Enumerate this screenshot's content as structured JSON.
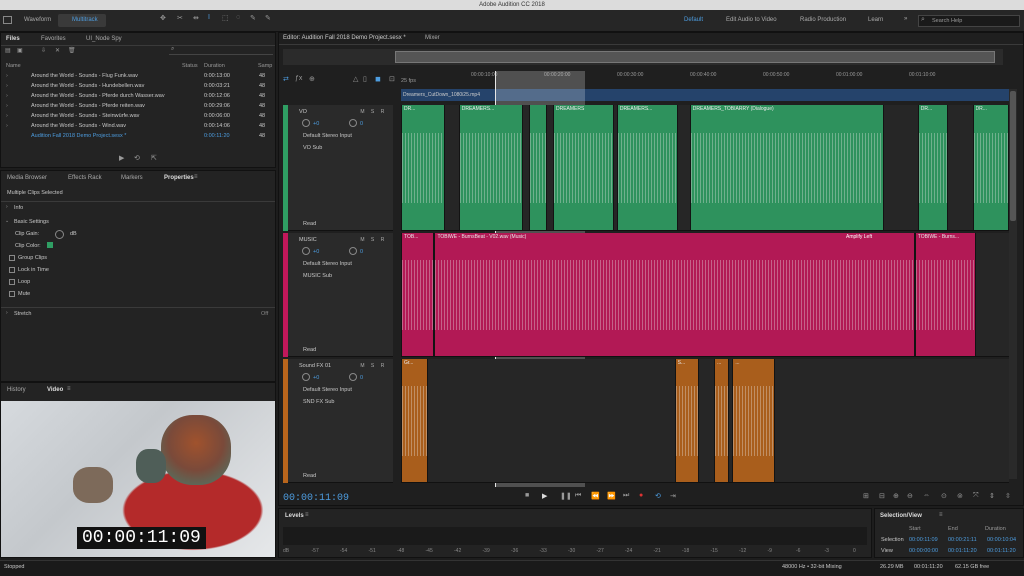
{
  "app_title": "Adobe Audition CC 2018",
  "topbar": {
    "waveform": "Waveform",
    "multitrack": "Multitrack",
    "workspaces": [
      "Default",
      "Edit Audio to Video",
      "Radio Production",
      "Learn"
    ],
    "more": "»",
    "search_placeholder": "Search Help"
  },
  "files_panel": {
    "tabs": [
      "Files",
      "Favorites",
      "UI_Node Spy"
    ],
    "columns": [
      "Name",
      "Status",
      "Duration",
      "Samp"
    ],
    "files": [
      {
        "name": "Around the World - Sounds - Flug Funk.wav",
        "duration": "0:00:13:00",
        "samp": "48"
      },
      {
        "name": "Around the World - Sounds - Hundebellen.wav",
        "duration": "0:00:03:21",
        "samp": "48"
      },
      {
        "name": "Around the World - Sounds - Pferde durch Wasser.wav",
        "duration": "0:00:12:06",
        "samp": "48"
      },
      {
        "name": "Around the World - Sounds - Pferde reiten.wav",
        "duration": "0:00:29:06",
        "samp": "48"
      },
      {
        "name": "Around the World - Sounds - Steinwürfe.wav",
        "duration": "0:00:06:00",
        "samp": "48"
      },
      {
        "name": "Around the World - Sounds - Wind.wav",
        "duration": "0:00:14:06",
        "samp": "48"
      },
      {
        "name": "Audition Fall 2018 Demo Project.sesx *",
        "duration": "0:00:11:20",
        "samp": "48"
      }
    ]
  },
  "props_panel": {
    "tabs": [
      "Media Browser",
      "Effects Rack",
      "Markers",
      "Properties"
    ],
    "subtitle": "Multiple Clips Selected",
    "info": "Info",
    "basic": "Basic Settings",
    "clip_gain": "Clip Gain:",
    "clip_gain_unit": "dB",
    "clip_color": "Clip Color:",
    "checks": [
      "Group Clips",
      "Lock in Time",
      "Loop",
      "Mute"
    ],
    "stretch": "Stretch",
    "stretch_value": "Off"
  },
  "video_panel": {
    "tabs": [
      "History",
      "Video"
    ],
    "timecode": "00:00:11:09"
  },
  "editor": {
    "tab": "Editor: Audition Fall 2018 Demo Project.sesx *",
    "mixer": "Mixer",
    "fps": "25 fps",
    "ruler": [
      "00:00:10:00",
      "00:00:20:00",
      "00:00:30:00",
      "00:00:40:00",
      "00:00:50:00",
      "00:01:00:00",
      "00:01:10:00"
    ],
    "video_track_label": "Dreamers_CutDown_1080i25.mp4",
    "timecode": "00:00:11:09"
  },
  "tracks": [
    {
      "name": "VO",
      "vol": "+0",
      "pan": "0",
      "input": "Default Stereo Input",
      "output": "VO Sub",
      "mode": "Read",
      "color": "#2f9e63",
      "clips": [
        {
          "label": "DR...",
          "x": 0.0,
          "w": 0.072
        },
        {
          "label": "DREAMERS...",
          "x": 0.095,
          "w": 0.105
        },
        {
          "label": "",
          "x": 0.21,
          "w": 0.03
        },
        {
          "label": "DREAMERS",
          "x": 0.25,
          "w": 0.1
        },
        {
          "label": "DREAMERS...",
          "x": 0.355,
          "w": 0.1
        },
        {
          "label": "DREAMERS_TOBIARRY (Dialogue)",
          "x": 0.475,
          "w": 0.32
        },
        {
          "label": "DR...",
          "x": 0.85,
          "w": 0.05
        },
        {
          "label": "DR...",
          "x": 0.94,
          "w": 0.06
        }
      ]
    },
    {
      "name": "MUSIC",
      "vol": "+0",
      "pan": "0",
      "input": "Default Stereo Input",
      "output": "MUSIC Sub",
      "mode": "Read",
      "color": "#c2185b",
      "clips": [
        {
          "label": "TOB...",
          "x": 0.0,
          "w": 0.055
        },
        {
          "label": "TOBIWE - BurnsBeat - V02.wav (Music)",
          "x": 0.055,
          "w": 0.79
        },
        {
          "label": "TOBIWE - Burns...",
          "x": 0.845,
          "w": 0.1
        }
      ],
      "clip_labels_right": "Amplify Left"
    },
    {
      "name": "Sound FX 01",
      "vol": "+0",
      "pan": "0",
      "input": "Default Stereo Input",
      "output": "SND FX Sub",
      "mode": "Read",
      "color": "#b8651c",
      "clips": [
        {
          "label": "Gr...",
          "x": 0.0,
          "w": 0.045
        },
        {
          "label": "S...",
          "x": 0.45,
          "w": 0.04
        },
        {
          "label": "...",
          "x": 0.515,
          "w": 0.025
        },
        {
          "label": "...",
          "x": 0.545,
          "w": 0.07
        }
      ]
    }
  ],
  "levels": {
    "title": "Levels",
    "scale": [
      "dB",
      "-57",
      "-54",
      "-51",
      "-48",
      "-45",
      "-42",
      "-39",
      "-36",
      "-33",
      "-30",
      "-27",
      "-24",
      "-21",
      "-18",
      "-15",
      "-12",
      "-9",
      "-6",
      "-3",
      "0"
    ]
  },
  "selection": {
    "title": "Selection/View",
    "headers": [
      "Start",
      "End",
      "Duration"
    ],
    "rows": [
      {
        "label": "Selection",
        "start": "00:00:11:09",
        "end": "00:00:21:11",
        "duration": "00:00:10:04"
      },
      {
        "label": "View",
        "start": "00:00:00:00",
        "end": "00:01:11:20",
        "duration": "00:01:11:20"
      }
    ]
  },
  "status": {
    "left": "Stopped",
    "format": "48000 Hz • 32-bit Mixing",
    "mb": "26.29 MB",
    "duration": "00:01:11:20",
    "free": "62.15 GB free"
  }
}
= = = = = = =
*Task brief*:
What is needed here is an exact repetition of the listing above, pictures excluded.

*Output below*:
Enumerate this screenshot's content as structured JSON.
{
  "app_title": "Adobe Audition CC 2018",
  "topbar": {
    "waveform": "Waveform",
    "multitrack": "Multitrack",
    "workspaces": [
      "Default",
      "Edit Audio to Video",
      "Radio Production",
      "Learn"
    ],
    "more": "»",
    "search_placeholder": "Search Help"
  },
  "files_panel": {
    "tabs": [
      "Files",
      "Favorites",
      "UI_Node Spy"
    ],
    "columns": [
      "Name",
      "Status",
      "Duration",
      "Samp"
    ],
    "files": [
      {
        "name": "Around the World - Sounds - Flug Funk.wav",
        "duration": "0:00:13:00",
        "samp": "48"
      },
      {
        "name": "Around the World - Sounds - Hundebellen.wav",
        "duration": "0:00:03:21",
        "samp": "48"
      },
      {
        "name": "Around the World - Sounds - Pferde durch Wasser.wav",
        "duration": "0:00:12:06",
        "samp": "48"
      },
      {
        "name": "Around the World - Sounds - Pferde reiten.wav",
        "duration": "0:00:29:06",
        "samp": "48"
      },
      {
        "name": "Around the World - Sounds - Steinwürfe.wav",
        "duration": "0:00:06:00",
        "samp": "48"
      },
      {
        "name": "Around the World - Sounds - Wind.wav",
        "duration": "0:00:14:06",
        "samp": "48"
      },
      {
        "name": "Audition Fall 2018 Demo Project.sesx *",
        "duration": "0:00:11:20",
        "samp": "48"
      }
    ]
  },
  "props_panel": {
    "tabs": [
      "Media Browser",
      "Effects Rack",
      "Markers",
      "Properties"
    ],
    "subtitle": "Multiple Clips Selected",
    "info": "Info",
    "basic": "Basic Settings",
    "clip_gain": "Clip Gain:",
    "clip_gain_unit": "dB",
    "clip_color": "Clip Color:",
    "checks": [
      "Group Clips",
      "Lock in Time",
      "Loop",
      "Mute"
    ],
    "stretch": "Stretch",
    "stretch_value": "Off"
  },
  "video_panel": {
    "tabs": [
      "History",
      "Video"
    ],
    "timecode": "00:00:11:09"
  },
  "editor": {
    "tab": "Editor: Audition Fall 2018 Demo Project.sesx *",
    "mixer": "Mixer",
    "fps": "25 fps",
    "ruler": [
      "00:00:10:00",
      "00:00:20:00",
      "00:00:30:00",
      "00:00:40:00",
      "00:00:50:00",
      "00:01:00:00",
      "00:01:10:00"
    ],
    "video_track_label": "Dreamers_CutDown_1080i25.mp4",
    "timecode": "00:00:11:09"
  },
  "tracks": [
    {
      "name": "VO",
      "vol": "+0",
      "pan": "0",
      "input": "Default Stereo Input",
      "output": "VO Sub",
      "mode": "Read",
      "color": "#2f9e63",
      "clips": [
        {
          "label": "DR...",
          "x": 0.0,
          "w": 0.072
        },
        {
          "label": "DREAMERS...",
          "x": 0.095,
          "w": 0.105
        },
        {
          "label": "",
          "x": 0.21,
          "w": 0.03
        },
        {
          "label": "DREAMERS",
          "x": 0.25,
          "w": 0.1
        },
        {
          "label": "DREAMERS...",
          "x": 0.355,
          "w": 0.1
        },
        {
          "label": "DREAMERS_TOBIARRY (Dialogue)",
          "x": 0.475,
          "w": 0.32
        },
        {
          "label": "DR...",
          "x": 0.85,
          "w": 0.05
        },
        {
          "label": "DR...",
          "x": 0.94,
          "w": 0.06
        }
      ]
    },
    {
      "name": "MUSIC",
      "vol": "+0",
      "pan": "0",
      "input": "Default Stereo Input",
      "output": "MUSIC Sub",
      "mode": "Read",
      "color": "#c2185b",
      "clips": [
        {
          "label": "TOB...",
          "x": 0.0,
          "w": 0.055
        },
        {
          "label": "TOBIWE - BurnsBeat - V02.wav (Music)",
          "x": 0.055,
          "w": 0.79
        },
        {
          "label": "TOBIWE - Burns...",
          "x": 0.845,
          "w": 0.1
        }
      ],
      "clip_labels_right": "Amplify Left"
    },
    {
      "name": "Sound FX 01",
      "vol": "+0",
      "pan": "0",
      "input": "Default Stereo Input",
      "output": "SND FX Sub",
      "mode": "Read",
      "color": "#b8651c",
      "clips": [
        {
          "label": "Gr...",
          "x": 0.0,
          "w": 0.045
        },
        {
          "label": "S...",
          "x": 0.45,
          "w": 0.04
        },
        {
          "label": "...",
          "x": 0.515,
          "w": 0.025
        },
        {
          "label": "...",
          "x": 0.545,
          "w": 0.07
        }
      ]
    }
  ],
  "levels": {
    "title": "Levels",
    "scale": [
      "dB",
      "-57",
      "-54",
      "-51",
      "-48",
      "-45",
      "-42",
      "-39",
      "-36",
      "-33",
      "-30",
      "-27",
      "-24",
      "-21",
      "-18",
      "-15",
      "-12",
      "-9",
      "-6",
      "-3",
      "0"
    ]
  },
  "selection": {
    "title": "Selection/View",
    "headers": [
      "Start",
      "End",
      "Duration"
    ],
    "rows": [
      {
        "label": "Selection",
        "start": "00:00:11:09",
        "end": "00:00:21:11",
        "duration": "00:00:10:04"
      },
      {
        "label": "View",
        "start": "00:00:00:00",
        "end": "00:01:11:20",
        "duration": "00:01:11:20"
      }
    ]
  },
  "status": {
    "left": "Stopped",
    "format": "48000 Hz • 32-bit Mixing",
    "mb": "26.29 MB",
    "duration": "00:01:11:20",
    "free": "62.15 GB free"
  }
}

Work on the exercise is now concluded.